** Data shown **
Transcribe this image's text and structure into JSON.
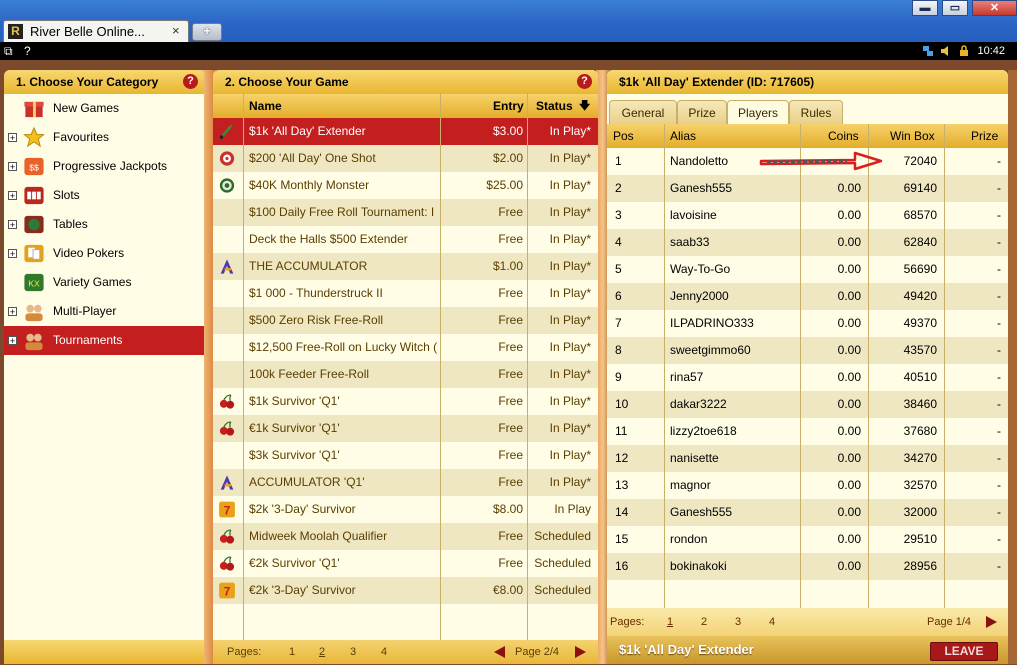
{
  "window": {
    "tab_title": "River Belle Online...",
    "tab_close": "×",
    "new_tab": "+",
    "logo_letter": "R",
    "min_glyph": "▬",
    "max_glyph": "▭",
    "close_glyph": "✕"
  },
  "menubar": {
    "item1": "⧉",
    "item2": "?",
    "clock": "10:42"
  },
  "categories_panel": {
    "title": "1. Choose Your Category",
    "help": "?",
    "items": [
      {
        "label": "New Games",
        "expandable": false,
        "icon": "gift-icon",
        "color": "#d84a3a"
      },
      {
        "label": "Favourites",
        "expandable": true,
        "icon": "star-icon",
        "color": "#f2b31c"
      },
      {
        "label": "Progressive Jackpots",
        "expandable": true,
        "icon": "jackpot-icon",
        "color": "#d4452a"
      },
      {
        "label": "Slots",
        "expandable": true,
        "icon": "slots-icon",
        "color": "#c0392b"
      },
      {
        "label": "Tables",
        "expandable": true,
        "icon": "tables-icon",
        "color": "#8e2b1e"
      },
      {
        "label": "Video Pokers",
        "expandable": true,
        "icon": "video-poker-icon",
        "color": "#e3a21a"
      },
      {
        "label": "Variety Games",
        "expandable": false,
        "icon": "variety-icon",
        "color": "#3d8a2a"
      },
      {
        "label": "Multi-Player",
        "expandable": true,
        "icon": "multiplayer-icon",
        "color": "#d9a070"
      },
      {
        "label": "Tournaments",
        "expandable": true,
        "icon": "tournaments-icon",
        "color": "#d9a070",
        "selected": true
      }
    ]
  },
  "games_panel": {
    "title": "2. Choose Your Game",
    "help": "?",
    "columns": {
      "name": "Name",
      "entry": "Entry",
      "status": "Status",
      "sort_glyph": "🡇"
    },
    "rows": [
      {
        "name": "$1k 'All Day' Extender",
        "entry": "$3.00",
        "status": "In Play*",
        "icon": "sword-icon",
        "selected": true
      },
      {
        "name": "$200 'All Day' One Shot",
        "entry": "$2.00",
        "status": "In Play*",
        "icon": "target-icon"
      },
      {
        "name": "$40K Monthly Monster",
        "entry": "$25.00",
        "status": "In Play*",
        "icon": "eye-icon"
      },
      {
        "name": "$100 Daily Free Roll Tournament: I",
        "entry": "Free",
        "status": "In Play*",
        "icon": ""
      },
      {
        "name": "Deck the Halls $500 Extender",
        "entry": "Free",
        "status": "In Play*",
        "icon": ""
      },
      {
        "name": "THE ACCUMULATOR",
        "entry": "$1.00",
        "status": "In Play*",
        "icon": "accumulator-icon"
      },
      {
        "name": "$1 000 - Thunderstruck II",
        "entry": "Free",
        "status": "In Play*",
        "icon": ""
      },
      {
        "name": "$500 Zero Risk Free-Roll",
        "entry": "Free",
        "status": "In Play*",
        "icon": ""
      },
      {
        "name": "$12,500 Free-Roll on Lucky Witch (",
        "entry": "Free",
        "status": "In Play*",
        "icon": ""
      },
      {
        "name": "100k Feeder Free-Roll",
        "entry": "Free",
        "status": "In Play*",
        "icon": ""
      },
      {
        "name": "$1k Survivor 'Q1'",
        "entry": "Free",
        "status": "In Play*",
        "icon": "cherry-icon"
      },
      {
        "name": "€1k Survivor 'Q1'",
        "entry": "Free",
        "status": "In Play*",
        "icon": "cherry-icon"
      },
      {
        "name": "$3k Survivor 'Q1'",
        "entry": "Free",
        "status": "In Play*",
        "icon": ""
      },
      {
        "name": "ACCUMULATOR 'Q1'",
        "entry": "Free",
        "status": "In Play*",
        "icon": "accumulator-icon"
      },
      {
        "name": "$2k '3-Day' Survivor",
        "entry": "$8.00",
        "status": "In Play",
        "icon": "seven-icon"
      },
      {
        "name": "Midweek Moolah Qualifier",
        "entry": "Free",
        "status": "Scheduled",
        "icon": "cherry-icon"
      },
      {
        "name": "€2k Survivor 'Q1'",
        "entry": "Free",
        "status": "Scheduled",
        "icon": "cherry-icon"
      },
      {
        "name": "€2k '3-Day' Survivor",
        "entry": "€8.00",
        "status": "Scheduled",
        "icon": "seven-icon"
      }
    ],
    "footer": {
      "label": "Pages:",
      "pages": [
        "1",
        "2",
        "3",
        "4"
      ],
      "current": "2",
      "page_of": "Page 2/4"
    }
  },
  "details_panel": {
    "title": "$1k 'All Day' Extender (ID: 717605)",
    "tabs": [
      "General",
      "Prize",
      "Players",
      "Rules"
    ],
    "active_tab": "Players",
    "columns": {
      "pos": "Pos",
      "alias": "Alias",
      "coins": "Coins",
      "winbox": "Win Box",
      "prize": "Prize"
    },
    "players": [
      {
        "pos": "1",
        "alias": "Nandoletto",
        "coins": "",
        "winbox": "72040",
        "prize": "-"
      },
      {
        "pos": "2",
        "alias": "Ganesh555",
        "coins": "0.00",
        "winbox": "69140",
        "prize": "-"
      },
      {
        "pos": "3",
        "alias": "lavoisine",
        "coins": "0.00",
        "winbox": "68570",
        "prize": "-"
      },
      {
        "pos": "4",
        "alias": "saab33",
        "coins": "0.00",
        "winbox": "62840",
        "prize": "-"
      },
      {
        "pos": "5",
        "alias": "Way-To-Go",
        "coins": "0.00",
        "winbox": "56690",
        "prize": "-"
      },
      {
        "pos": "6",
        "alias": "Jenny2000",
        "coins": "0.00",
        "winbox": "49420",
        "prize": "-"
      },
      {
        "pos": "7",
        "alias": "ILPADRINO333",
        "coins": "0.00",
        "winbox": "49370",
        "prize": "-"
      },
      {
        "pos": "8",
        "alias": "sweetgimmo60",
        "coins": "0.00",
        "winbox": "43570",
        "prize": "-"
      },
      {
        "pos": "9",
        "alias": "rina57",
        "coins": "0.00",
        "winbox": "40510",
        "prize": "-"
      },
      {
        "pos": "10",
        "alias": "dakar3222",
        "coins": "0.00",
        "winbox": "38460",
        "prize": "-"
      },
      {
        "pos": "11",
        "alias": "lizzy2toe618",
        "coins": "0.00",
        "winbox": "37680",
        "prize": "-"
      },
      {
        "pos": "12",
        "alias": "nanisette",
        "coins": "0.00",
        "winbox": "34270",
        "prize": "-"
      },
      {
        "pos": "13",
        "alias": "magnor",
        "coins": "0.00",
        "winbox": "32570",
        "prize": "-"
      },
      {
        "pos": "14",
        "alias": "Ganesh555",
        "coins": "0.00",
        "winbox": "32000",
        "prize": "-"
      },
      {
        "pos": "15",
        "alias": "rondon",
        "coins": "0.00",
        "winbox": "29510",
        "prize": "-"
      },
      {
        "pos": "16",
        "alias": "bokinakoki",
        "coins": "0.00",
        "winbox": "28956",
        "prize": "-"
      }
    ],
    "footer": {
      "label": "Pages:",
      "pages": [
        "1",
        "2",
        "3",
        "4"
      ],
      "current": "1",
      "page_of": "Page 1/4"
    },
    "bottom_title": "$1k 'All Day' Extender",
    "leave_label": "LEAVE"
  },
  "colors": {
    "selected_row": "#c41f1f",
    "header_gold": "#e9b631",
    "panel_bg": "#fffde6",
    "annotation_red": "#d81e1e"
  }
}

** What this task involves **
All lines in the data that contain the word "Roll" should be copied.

** Reply to the exercise **
        "name": "$100 Daily Free Roll Tournament: I",
        "name": "$500 Zero Risk Free-Roll",
        "name": "$12,500 Free-Roll on Lucky Witch (",
        "name": "100k Feeder Free-Roll",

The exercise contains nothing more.